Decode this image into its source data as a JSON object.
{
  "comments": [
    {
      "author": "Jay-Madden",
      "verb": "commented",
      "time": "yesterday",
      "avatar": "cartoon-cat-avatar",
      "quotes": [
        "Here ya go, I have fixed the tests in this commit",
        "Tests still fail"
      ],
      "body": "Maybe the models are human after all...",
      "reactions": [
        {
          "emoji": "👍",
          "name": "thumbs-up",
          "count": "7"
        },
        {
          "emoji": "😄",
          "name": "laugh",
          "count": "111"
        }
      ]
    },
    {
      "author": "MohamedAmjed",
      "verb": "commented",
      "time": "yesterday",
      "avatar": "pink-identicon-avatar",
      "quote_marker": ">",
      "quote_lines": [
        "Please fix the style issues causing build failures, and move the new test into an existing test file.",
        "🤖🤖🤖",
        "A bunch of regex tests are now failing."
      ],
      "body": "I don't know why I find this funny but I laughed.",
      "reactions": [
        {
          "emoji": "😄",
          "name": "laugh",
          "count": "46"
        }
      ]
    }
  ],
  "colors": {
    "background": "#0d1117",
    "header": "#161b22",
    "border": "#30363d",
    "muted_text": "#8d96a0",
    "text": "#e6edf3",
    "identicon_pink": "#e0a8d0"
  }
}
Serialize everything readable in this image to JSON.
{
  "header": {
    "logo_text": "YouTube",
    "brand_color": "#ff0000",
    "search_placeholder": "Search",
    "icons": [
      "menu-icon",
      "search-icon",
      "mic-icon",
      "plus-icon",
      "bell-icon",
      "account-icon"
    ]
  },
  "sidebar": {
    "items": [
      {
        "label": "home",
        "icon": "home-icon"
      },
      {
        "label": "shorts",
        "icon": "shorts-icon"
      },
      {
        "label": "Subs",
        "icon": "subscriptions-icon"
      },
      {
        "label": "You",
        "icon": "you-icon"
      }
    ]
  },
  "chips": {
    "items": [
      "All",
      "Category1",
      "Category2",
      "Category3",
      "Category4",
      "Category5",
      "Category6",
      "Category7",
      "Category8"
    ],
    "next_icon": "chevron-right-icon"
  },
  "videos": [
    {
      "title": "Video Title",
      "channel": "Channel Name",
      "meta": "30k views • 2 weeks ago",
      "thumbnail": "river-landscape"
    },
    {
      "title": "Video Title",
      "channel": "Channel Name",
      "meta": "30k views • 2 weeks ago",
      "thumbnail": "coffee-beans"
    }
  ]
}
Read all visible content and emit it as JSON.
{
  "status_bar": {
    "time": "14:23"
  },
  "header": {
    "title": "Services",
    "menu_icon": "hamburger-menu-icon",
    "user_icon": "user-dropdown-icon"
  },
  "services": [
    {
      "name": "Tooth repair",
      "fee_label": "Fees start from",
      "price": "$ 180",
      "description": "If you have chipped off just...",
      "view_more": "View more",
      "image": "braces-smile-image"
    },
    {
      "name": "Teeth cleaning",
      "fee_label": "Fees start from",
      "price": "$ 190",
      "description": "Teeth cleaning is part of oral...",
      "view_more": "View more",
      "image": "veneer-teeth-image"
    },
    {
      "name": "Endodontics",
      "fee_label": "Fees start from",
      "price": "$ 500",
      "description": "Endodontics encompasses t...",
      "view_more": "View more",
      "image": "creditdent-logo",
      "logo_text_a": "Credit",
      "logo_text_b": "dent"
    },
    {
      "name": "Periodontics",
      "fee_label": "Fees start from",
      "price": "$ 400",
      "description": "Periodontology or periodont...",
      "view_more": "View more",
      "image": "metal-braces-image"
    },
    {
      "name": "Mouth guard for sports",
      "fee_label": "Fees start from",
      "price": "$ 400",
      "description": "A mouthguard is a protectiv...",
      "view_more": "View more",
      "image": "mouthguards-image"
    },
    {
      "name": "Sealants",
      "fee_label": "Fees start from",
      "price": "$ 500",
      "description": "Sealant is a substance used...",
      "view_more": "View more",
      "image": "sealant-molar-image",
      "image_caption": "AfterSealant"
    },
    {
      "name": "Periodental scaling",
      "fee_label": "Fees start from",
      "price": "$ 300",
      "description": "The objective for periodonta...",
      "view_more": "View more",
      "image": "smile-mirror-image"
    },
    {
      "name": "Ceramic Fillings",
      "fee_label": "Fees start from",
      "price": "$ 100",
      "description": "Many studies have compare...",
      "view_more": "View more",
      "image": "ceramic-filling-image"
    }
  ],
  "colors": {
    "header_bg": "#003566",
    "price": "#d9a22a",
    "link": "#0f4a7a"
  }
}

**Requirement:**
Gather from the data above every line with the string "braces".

**Final answer:**
      "image": "braces-smile-image"
      "image": "metal-braces-image"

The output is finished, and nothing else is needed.